To the uninformed eye, nothing about present-day Sonepur betrays signs of a recent imperial past. From a distance the Dakbunglow looks like an ordinary building, and one has to look closely to recognise signs of old British architecture – thick walls, high ceilings and doors. The grandeur of the mammoth rooms is wearing off, but there are still signs – the big chandelier, exquisite drawing rooms and dining rooms, a giant chair – of the opulence of past viceroyalty. Sudhir told me that as recently as two decades ago, few people at the mela dared go to the Angrezi Bazaar, apparently because of an “inferiority complex”. Even after independence, he said, the mela continued to draw large numbers of old landlords and senior officials.
I was eager to meet someone from the older generation who remembered the tussle for power between the British and the locals. Among the few still alive was Vishwanath Singh, who had once had a reputation as a fierce adherent of the Congress.
When I went to visit him on my last morning in Sonepur, he was sitting still in his courtyard, firmly ensconced in an old wooden chair, under the morning sun. “I shall soon be no more,” he lamented in clear, even elegant, English. He kept repeating that refrain, frequently breaking into tears, throughout our forty-five-minute conversation. His wife sat at some distance and looked on, expressionless. Age had clearly got the better of Vishwanath; his memory had suffered.
He mumbled about how he and his partners had undertaken processions near the Dakbunglow. He spoke a few words on Mohandas and Kasturba Gandhi’s visit to the mela. As a young graduate in Patna, he said, he had actively participated in the Quit India movement of 1942. “Jawahar had complete control over Congress,” he said. And Gandhi, I asked? “He had the job of taking everyone along.”

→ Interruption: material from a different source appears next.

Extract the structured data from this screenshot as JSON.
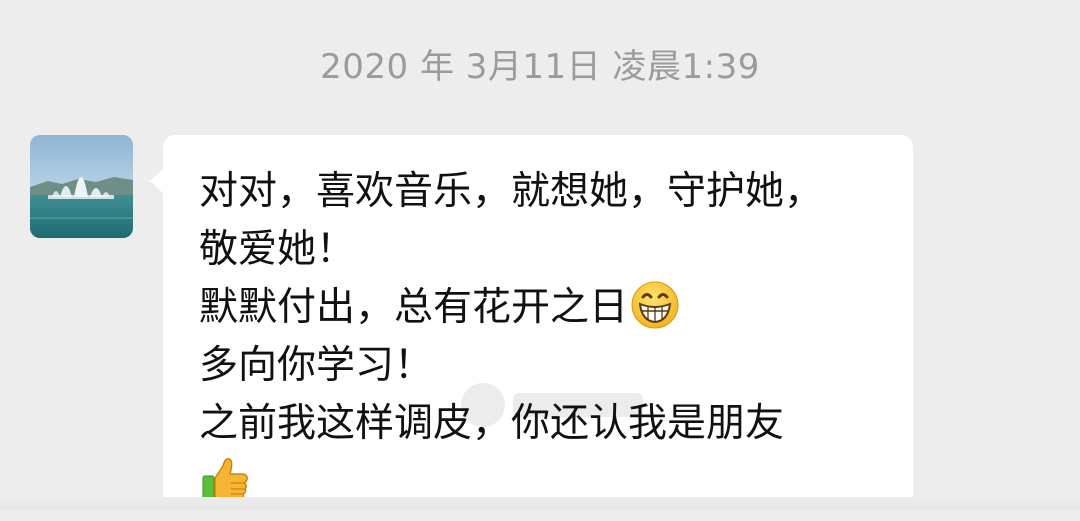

Vishwanath stopped abruptly in between sentences, trying to summon his fading memories. Whenever he failed, he would sob, “Ab hum kya batayein?” (What do I tell you now?). His grandson, a young man of twenty, had come to sit by his side, perhaps a little embarrassed by his grandfather’s senility. And then a final pronouncement: “Mela ab kamjor ho gaya hai” (the mela has grown weaker).
This was the quintessential irony of this place: everyone you met would tell you stories of the freedom struggle and the many triumphs of the locals, but they would also point out – or at least imply – that all that was good about the mela had to do with the British. On the previous day, a horse-trader in the Angrezi Bazaar had told me that the mango groves looked healthier because they had been planted by the British.
A few days after returning to Patna I called up Lalan Mahto, the laughing elephant-feed salesman, to ask for an update on the elephant sales at Sonepur. He said, warm as ever, “Wahaan se toh hum kabke waapas aa gaye” (I got back from there long ago), and explained that all the cattle fairs had wound up at around the same time I had left. Everything else at the mela, he said, was still doing brisk business.
~ This article was first published in our quarterly issue Are We Sure About India? (Vol 26 No 1), January 2013.
~ Abhishek Choudhary is an editor with TheHoot.org and his writing has appeared in Ananda Bazar Patrika, Governance Now, Himal Southasian, Indian Express and the Caravan among others. He tweets at @cyabhishek.